Scan the data below and pick out the lines containing the word "Calls".

Collected data entries:
┏━━

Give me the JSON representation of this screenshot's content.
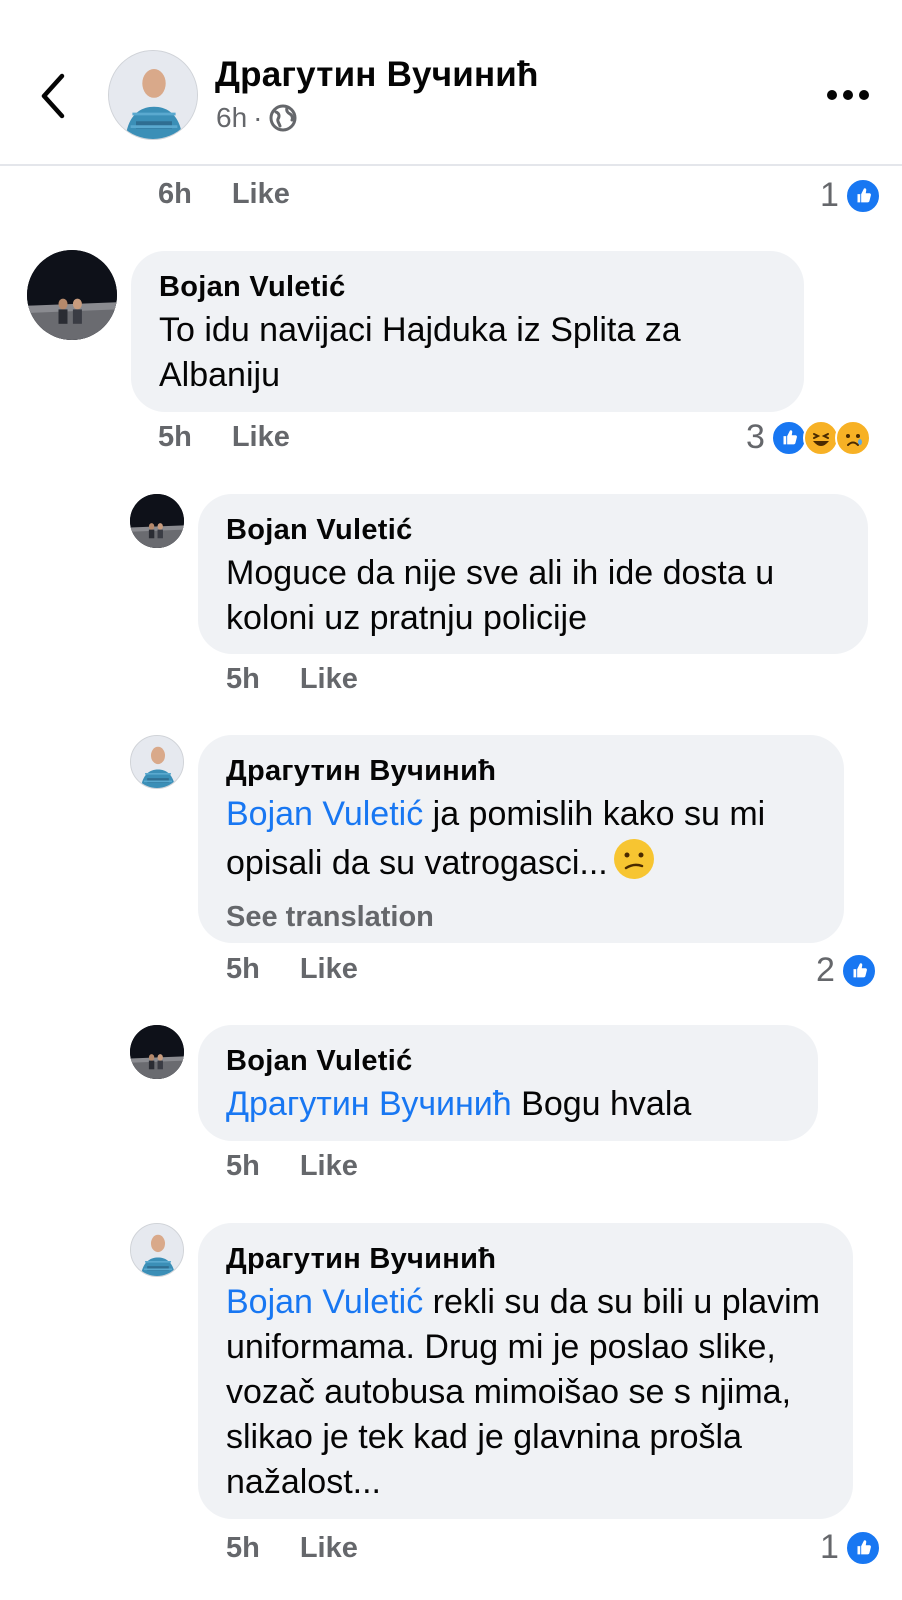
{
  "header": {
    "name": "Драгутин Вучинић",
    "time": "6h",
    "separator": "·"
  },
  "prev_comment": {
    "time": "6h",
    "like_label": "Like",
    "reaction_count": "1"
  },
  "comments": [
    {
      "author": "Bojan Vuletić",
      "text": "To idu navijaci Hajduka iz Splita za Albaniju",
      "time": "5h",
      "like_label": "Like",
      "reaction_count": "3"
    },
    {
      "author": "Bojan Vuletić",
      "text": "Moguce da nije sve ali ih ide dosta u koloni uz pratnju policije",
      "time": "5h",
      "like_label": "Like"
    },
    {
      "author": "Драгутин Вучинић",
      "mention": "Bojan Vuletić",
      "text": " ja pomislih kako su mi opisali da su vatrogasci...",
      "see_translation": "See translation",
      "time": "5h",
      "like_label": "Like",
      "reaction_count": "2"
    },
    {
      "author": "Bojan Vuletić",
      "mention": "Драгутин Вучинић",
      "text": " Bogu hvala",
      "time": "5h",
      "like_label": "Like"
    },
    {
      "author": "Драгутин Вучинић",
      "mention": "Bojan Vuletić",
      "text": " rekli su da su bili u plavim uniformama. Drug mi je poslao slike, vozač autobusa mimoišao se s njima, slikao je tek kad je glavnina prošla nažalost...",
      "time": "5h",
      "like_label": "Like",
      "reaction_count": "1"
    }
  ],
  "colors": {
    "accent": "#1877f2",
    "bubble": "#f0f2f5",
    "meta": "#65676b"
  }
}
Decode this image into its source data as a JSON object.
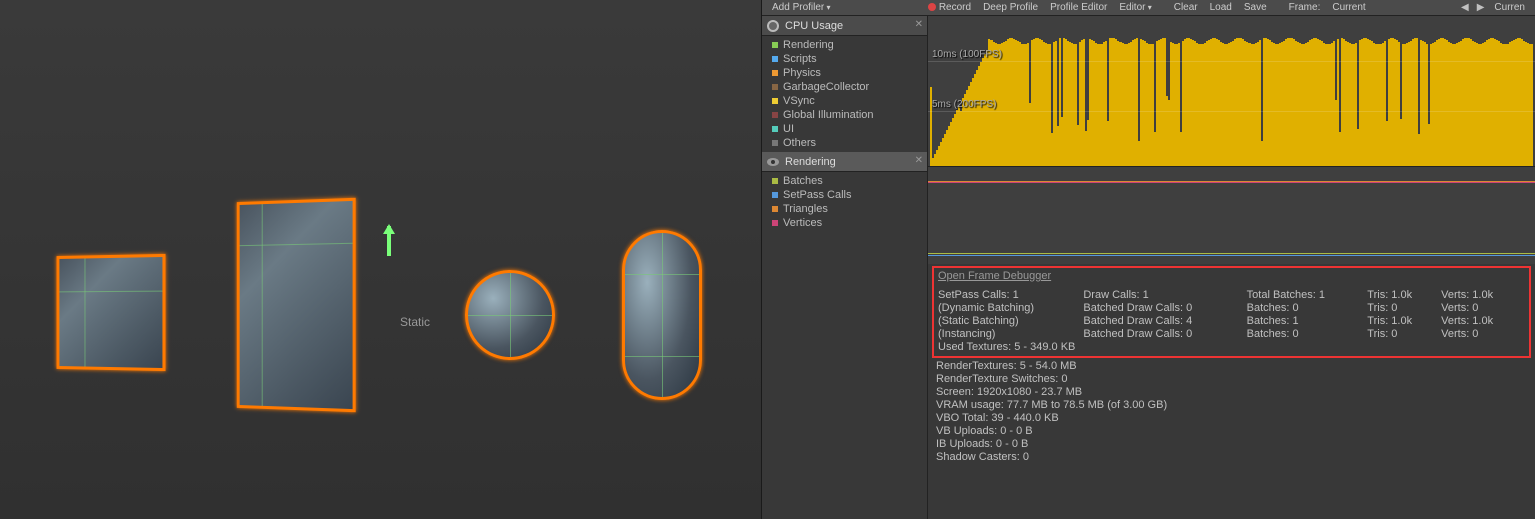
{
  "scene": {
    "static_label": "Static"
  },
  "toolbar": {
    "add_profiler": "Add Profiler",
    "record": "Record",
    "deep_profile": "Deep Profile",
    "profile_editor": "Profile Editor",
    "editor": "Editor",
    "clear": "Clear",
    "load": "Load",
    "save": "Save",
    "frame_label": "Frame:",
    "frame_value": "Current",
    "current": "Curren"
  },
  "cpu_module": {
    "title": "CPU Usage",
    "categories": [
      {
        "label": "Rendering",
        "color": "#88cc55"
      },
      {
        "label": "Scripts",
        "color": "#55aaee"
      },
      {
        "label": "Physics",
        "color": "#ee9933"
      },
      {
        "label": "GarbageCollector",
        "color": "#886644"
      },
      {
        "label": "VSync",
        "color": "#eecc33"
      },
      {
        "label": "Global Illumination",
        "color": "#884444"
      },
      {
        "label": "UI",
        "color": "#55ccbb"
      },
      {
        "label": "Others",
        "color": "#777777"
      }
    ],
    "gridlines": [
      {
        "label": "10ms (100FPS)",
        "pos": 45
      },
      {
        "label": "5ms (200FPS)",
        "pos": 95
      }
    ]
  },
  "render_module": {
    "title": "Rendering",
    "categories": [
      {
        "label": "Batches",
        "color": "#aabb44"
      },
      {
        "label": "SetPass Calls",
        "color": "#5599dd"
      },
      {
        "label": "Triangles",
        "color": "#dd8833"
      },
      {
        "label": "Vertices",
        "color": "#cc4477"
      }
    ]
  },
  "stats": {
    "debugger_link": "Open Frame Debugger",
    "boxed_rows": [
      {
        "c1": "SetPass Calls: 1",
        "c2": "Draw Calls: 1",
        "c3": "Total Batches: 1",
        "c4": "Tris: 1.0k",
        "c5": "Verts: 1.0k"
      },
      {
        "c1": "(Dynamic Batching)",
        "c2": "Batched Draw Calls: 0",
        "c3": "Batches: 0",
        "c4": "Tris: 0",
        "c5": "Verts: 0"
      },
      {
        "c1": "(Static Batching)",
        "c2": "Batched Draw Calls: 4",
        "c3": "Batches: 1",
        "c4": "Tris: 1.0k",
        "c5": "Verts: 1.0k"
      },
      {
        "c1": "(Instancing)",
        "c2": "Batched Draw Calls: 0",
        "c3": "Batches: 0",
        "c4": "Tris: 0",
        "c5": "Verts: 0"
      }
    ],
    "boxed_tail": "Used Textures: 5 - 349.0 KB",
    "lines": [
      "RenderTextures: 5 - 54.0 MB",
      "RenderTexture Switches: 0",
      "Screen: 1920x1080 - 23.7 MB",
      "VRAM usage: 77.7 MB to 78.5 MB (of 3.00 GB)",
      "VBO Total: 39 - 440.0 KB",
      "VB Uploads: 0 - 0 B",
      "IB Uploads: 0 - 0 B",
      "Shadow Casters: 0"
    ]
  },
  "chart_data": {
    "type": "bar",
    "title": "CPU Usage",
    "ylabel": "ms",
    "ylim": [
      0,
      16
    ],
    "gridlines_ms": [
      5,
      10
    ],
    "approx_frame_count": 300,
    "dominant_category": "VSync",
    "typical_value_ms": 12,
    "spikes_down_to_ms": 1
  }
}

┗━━

**Response box:**
        "label": "SetPass Calls",
        "c1": "SetPass Calls: 1",
        "c2": "Draw Calls: 1",
        "c2": "Batched Draw Calls: 0",
        "c2": "Batched Draw Calls: 4",
        "c2": "Batched Draw Calls: 0",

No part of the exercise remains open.